- Reliance on Chinese credit: In order to pay off its international debt, Sri Lanka has become increasingly reliant on Chinese finance.In 2017, Sri Lanka lost the unprofitable Hambantota port to China on a 99-year lease due to its inability to service its debt.
- Growing bilateral trade: In 2020, China’s exports to Sri Lanka topped those of India, totaling $3.8 billion (India’s exports totaled $3.2 billion).
- Chinese strategic investment: Due to Sri Lanka’s strategic location at the crossroads of key transportation routes, China has made significant infrastructure investments (estimated at $12 billion between 2006 and 2019).
- In May, Sri Lanka passed the Colombo Port City Economic Commission Act, which establishes a special economic zone and a new economic commission around the Port, to be funded by China.
Four-Pillar Initiative Comprises:
- Lines of credit: India provides lines of credit for the purchase of food, medications, and gasoline. A line of credit is a credit facility provided by a bank or other financial institution to a government, business, or individual customer that allows the customer to borrow the maximum amount of money available.
- Currency Swap: To address Sri Lanka’s balance of payment concerns, a currency swap agreement is in place. Swap is a term that signifies “exchange.” A currency swap is an agreement or contract between two countries to exchange currencies under predetermined terms and circumstances.
- Modernisation Project: India has been working on a modernisation project for the Trinco oil plantations for several years. During World War II, the British built the TrincomaleeHarbour, which is one of the world’s deepest natural harbours. Projects to improve oil infrastructure in Trincomalee, in particular, have been on hold since 2017.
- Indian Investments: Sri Lanka has pledged to make it easier for Indian companies to invest in the country’s numerous sectors.
Implications for India:
- Relation declined:Since the beginning of the year, relations between India and Sri Lanka appear to have deteriorated.
- Tripartite cooperation:In February, Sri Lanka withdrew from a tripartite cooperation with India and Japan for the Colombo Port’s East Container Terminal Project, citing domestic concerns.

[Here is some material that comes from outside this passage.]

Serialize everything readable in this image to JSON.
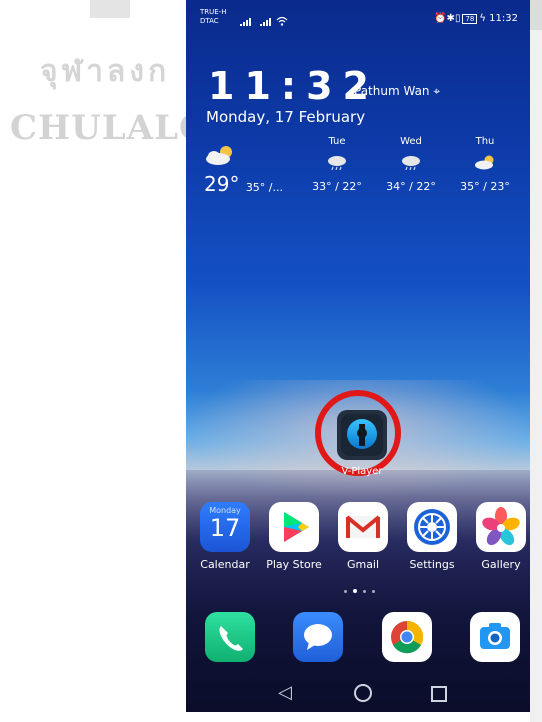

- Close alliance with China:Sri Lanka’s economic problems may force it to align its policies even more closely with Beijing’s.

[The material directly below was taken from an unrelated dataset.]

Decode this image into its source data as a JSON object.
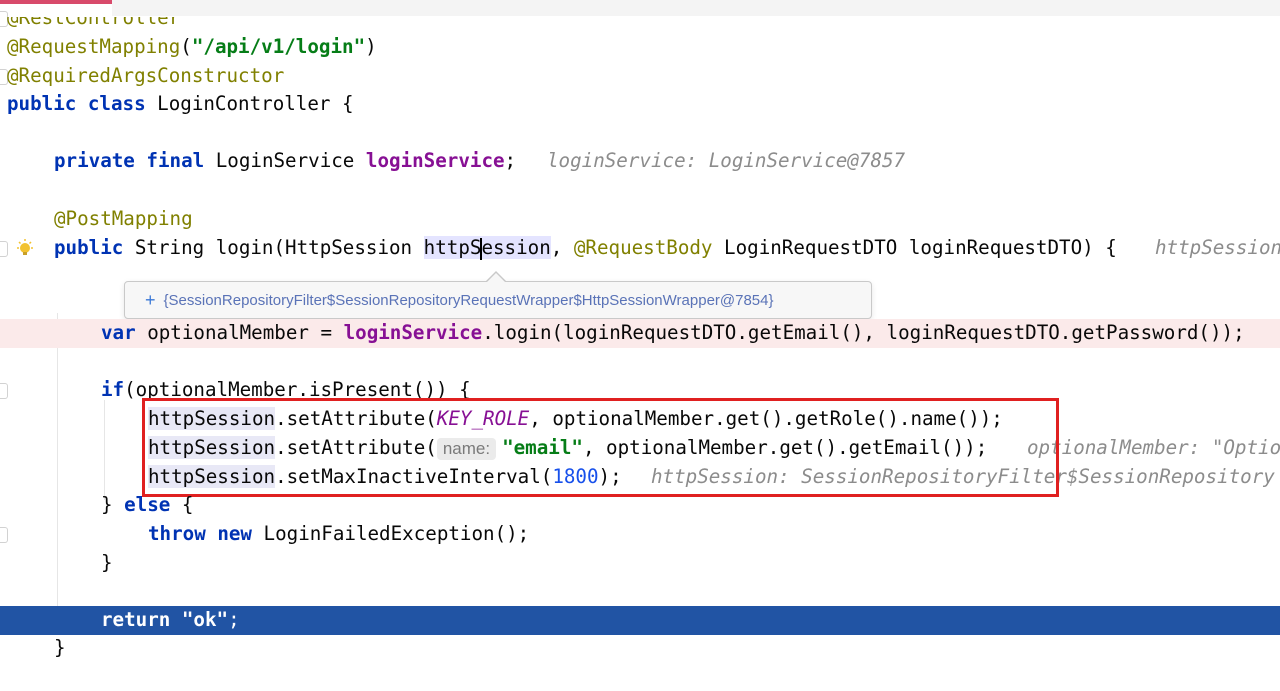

- Other South Asian countries such as Bangladesh, Nepal, and the Maldives have turned to China to finance large-scale infrastructure projects, putting India on a diplomatic tightrope with Afghanistan and Myanmar.
Issues in India-Sri Lanka relations:
- Fishermen issue:Fishermen-related violence has always been a source of contention between the two South Asian neighbours. Sri Lanka has often complained about Indian fishermen fishing illegally in its territorial waters across the Palk Strait. Sri Lankan fishermen are also detained in India for unlawful fishing. 185 Indian boats were captured between January 2015 and January 2018, 188 Indian fisherman were slain, and 82 Indian fishermen went missing.
- Katchatheevu Island:It is an uninhabited island that India handed over to Sri Lanka in 1974 under the terms of the “Katchatheevu island treaty.” According to the 1974 agreement, the central government respects Sri Lanka’s sovereignty over the island. However, Tamil Nadu claims that Katchatheevu is part of Indian Territory, and Tamil fisherman have long believed that it belonged to them, thus they want to keep their fishing rights.
- Taking Care of Your Neighbourhood India’s first policy toward Sri Lanka will be crucial.
- Investigate regional platforms: The BIMSTEC and the Indian Ocean Rim Association might be used to develop cooperation in areas of mutual interest such as technology-driven agriculture and the maritime industry, information technology, renewable energy, and transportation and connectivity.
- Private-sector investment cooperation: Both countries may work together to boost private-sector investment to boost economic resilience.
With its economy in disaster, Sri Lanka may be pushed even closer to China, and India must uphold its Neighbourhood First strategy to defend itself from the consequences.
Mains oriented question:
Consider the issue, “How could Sri Lanka’s economic troubles affect India?” “Suggest a plan of action.” (250 words)